JD: So if terminals of the modernist city were static, such as nodes of transport such as train stations, ports, the private garage, the terminals of ‘soft infrastructure?’ are inherently part of our body?
MG: Yes, as opposed to the twenty century terminals as fixed nodes in urban space, we carry the new devices with us and perhaps in the near future within us; we- each and every one of us- are now the point of departure and arrival of information. I refer to “body terminals” to describe this condition.
JD: Has our notion of mobility therefore changed? Are the goals of speed and efficiency relevant still in the city?
MG: Mobility is not anymore linked to access the way it use to be, because the new telemediatization devices make contact possible without physical mobility. The cellphone and the internet have multiplied the possibilities of contact and one of the results is the increased mobility to provide the physical contact that complements the digital contact provided by the new media. Speed and efficiency are terms that describe only some of the possibilities and coexist with the desire of “lingering”, of slowing down, of “hanging out” and the need of urban spaces where these desires could be fulfilled.
JD: Is ‘telemediatization’ producing a sedentary life, as some critics predicted?
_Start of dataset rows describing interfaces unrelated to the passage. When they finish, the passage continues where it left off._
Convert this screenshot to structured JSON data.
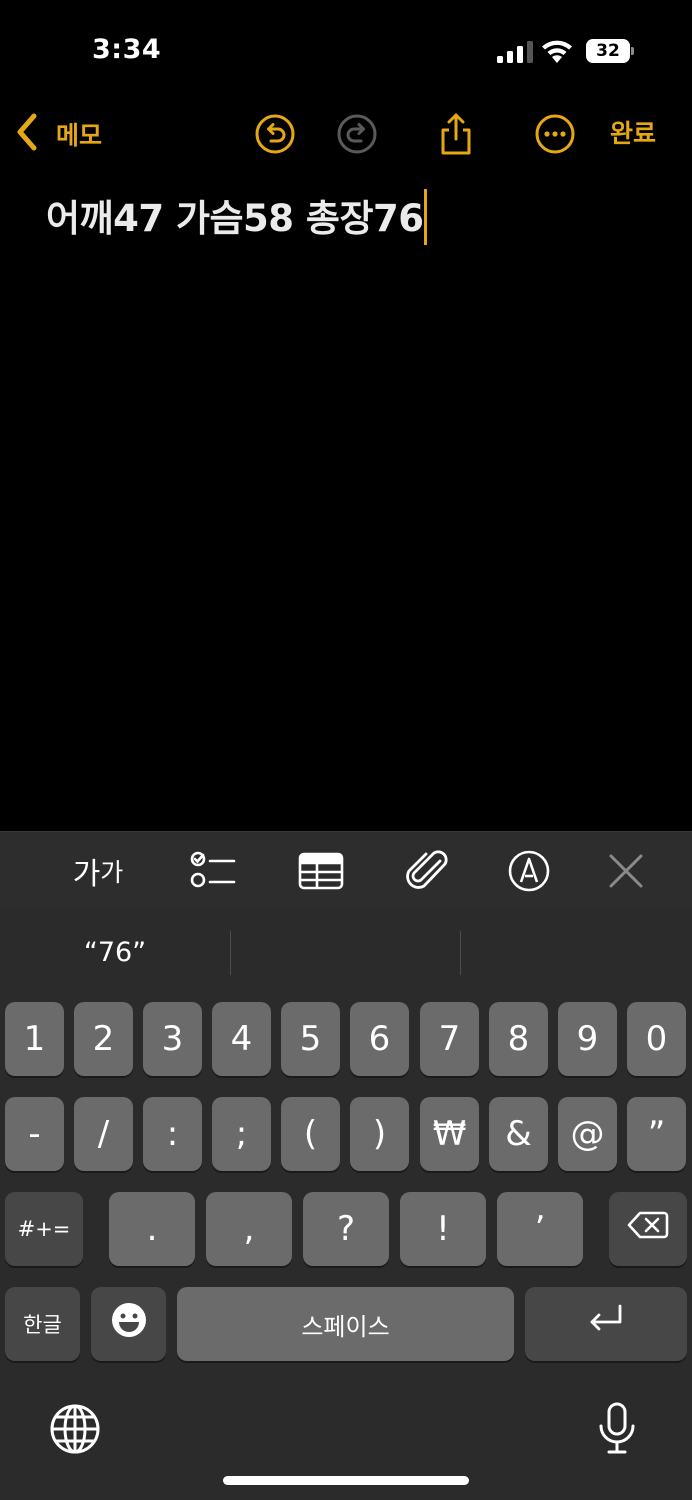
{
  "status_bar": {
    "time": "3:34",
    "battery_level": "32",
    "signal_bars": 3,
    "signal_max": 4
  },
  "nav": {
    "back_label": "메모",
    "done_label": "완료",
    "icons": [
      "undo-icon",
      "redo-icon",
      "share-icon",
      "more-icon"
    ],
    "accent_color": "#e5a814"
  },
  "note": {
    "text": "어깨47 가슴58 총장76"
  },
  "format_toolbar": {
    "text_style_label_large": "가",
    "text_style_label_small": "가",
    "icons": [
      "text-format-icon",
      "checklist-icon",
      "table-icon",
      "attachment-icon",
      "markup-icon",
      "close-icon"
    ]
  },
  "keyboard": {
    "suggestions": [
      "“76”",
      "",
      ""
    ],
    "row1": [
      "1",
      "2",
      "3",
      "4",
      "5",
      "6",
      "7",
      "8",
      "9",
      "0"
    ],
    "row2": [
      "-",
      "/",
      ":",
      ";",
      "(",
      ")",
      "₩",
      "&",
      "@",
      "”"
    ],
    "row3_mode": "#+=",
    "row3": [
      ".",
      ",",
      "?",
      "!",
      "’"
    ],
    "lang_key": "한글",
    "space_label": "스페이스",
    "icons": [
      "delete-icon",
      "emoji-icon",
      "return-icon",
      "globe-icon",
      "microphone-icon"
    ]
  }
}
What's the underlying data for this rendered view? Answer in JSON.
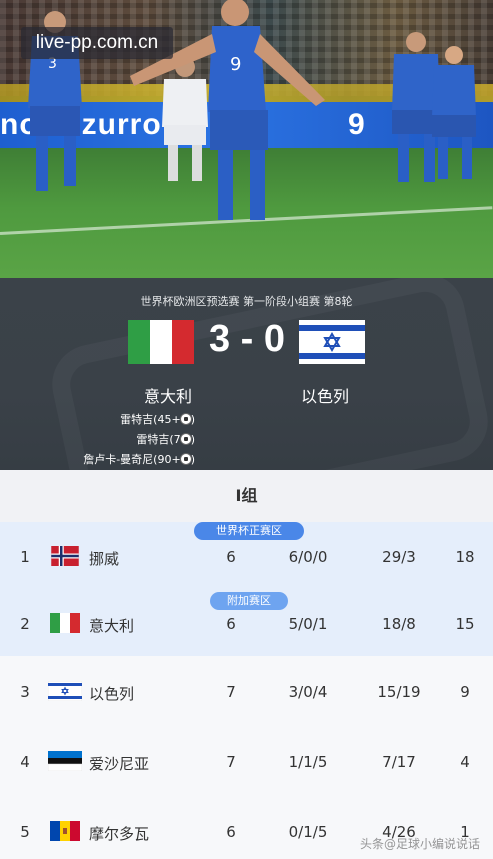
{
  "watermark": "live-pp.com.cn",
  "photo": {
    "ad_left": "no azzurro",
    "ad_right": "9"
  },
  "match": {
    "competition": "世界杯欧洲区预选赛 第一阶段小组赛 第8轮",
    "score": "3 - 0",
    "home": {
      "name": "意大利",
      "flag": "italy-flag-icon"
    },
    "away": {
      "name": "以色列",
      "flag": "israel-flag-icon"
    },
    "scorers": [
      {
        "text": "雷特吉(45+2')"
      },
      {
        "text": "雷特吉(74')"
      },
      {
        "text": "詹卢卡-曼奇尼(90+3')"
      }
    ]
  },
  "standings": {
    "group_title": "I组",
    "zones": {
      "direct": "世界杯正赛区",
      "playoff": "附加赛区"
    },
    "rows": [
      {
        "rank": "1",
        "team": "挪威",
        "played": "6",
        "wdl": "6/0/0",
        "goals": "29/3",
        "points": "18",
        "flag": "norway-flag-icon"
      },
      {
        "rank": "2",
        "team": "意大利",
        "played": "6",
        "wdl": "5/0/1",
        "goals": "18/8",
        "points": "15",
        "flag": "italy-flag-icon"
      },
      {
        "rank": "3",
        "team": "以色列",
        "played": "7",
        "wdl": "3/0/4",
        "goals": "15/19",
        "points": "9",
        "flag": "israel-flag-icon"
      },
      {
        "rank": "4",
        "team": "爱沙尼亚",
        "played": "7",
        "wdl": "1/1/5",
        "goals": "7/17",
        "points": "4",
        "flag": "estonia-flag-icon"
      },
      {
        "rank": "5",
        "team": "摩尔多瓦",
        "played": "6",
        "wdl": "0/1/5",
        "goals": "4/26",
        "points": "1",
        "flag": "moldova-flag-icon"
      }
    ]
  },
  "footer_watermark": "头条@足球小编说说话"
}
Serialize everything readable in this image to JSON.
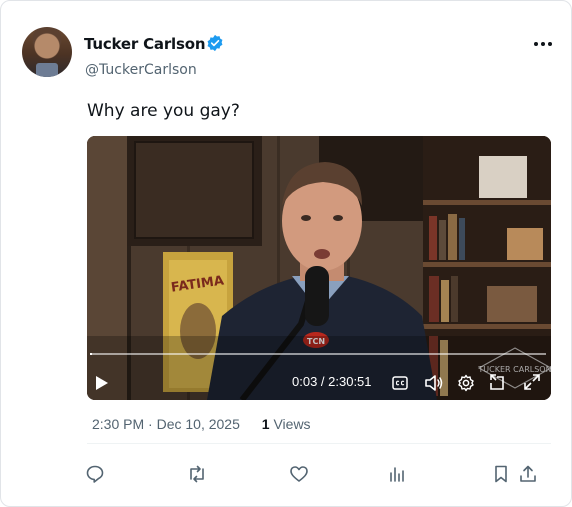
{
  "author": {
    "name": "Tucker Carlson",
    "handle": "@TuckerCarlson",
    "verified": true,
    "avatar_icon": "profile-photo"
  },
  "tweet": {
    "text": "Why are you gay?"
  },
  "video": {
    "current_time": "0:03",
    "duration": "2:30:51",
    "time_display": "0:03 / 2:30:51",
    "progress_fraction": 0.005,
    "watermark": "TUCKER CARLSON",
    "poster_text": "FATIMA",
    "mic_badge": "TCN",
    "controls": [
      "play-icon",
      "captions-icon",
      "volume-icon",
      "settings-icon",
      "pip-icon",
      "fullscreen-icon"
    ]
  },
  "meta": {
    "time": "2:30 PM",
    "separator": "·",
    "date": "Dec 10, 2025",
    "views_count": "1",
    "views_label": "Views"
  },
  "actions": [
    "reply-icon",
    "retweet-icon",
    "like-icon",
    "analytics-icon",
    "bookmark-icon",
    "share-icon"
  ],
  "colors": {
    "verified": "#1d9bf0",
    "secondary_text": "#536471",
    "text": "#0f1419"
  }
}
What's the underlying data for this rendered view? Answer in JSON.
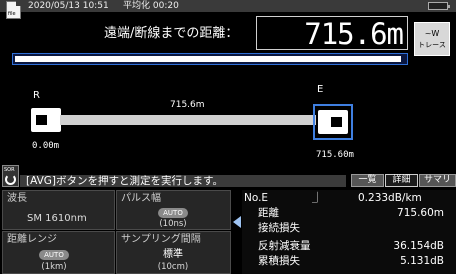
{
  "status_bar": {
    "file_icon_label": "file",
    "datetime": "2020/05/13 10:51",
    "averaging": "平均化 00:20",
    "battery_icon": "battery-icon"
  },
  "distance": {
    "label": "遠端/断線までの距離：",
    "value": "715.6m"
  },
  "trace_button": {
    "symbol": "~W",
    "label": "トレース"
  },
  "overview_bar": {
    "fill_fraction": 0.99
  },
  "link_map": {
    "start_label": "R",
    "end_label": "E",
    "span_length": "715.6m",
    "start_distance": "0.00m",
    "end_distance": "715.60m"
  },
  "message": {
    "icon_label": "SOR",
    "text": "[AVG]ボタンを押すと測定を実行します。"
  },
  "tabs": [
    {
      "label": "一覧",
      "active": false
    },
    {
      "label": "詳細",
      "active": true
    },
    {
      "label": "サマリ",
      "active": false
    }
  ],
  "settings": {
    "wavelength": {
      "label": "波長",
      "value": "SM 1610nm"
    },
    "pulse_width": {
      "label": "パルス幅",
      "mode": "AUTO",
      "value": "(10ns)"
    },
    "distance_range": {
      "label": "距離レンジ",
      "mode": "AUTO",
      "value": "(1km)"
    },
    "sampling_interval": {
      "label": "サンプリング間隔",
      "mode": "標準",
      "value": "(10cm)"
    }
  },
  "event": {
    "number": "No.E",
    "symbol": "⏌",
    "loss_per_km": "0.233dB/km",
    "rows": [
      {
        "key": "距離",
        "value": "715.60m"
      },
      {
        "key": "接続損失",
        "value": ""
      },
      {
        "key": "反射減衰量",
        "value": "36.154dB"
      },
      {
        "key": "累積損失",
        "value": "5.131dB"
      }
    ]
  },
  "colors": {
    "accent_blue": "#3f7fe0",
    "panel_bg": "#262626",
    "bar_bg": "#3a3a3a"
  }
}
MG: Not at all. The research group at Pew Internet is constantly polling, describing and analyzing the effects of telemediatization and has been arriving to conclusions that contradict the common assumptions about them. Contrary to fears that email would reduce other forms of contact, there is “media multiplexity”: the more contact by email, the more in-person and phone contact. As a result, Americans are probably more in contact with members of their communities and social networks than before the advent of the internet. In person contact, implies displacement, and travel. The new connectedness is increasing both the internet traffic and the real traffic, in particular because the new social networks include people who do not live nearby and therefore travel to connect.
JD: So can it be argued that telemediatization and the emergence of individual ‘body-terminals’ is creating new demands for public space? If so, what kinds of public space and how do they differ from that of the modernist ‘machine-city?’
MG: A multiplicity of publics spaces that result from “augmented” forms of public space, where the new soft infrastructure is overlaid to the old infrastructure. For instance publictransportation doubling as workspace or entertainment space. For the time being, there is no physical change or insignificant changes. However these augmented spaces represent a potential laboratory for the exploration of new configurations that result from the impact of the soft infrastructure on our design tools and fabrication processes.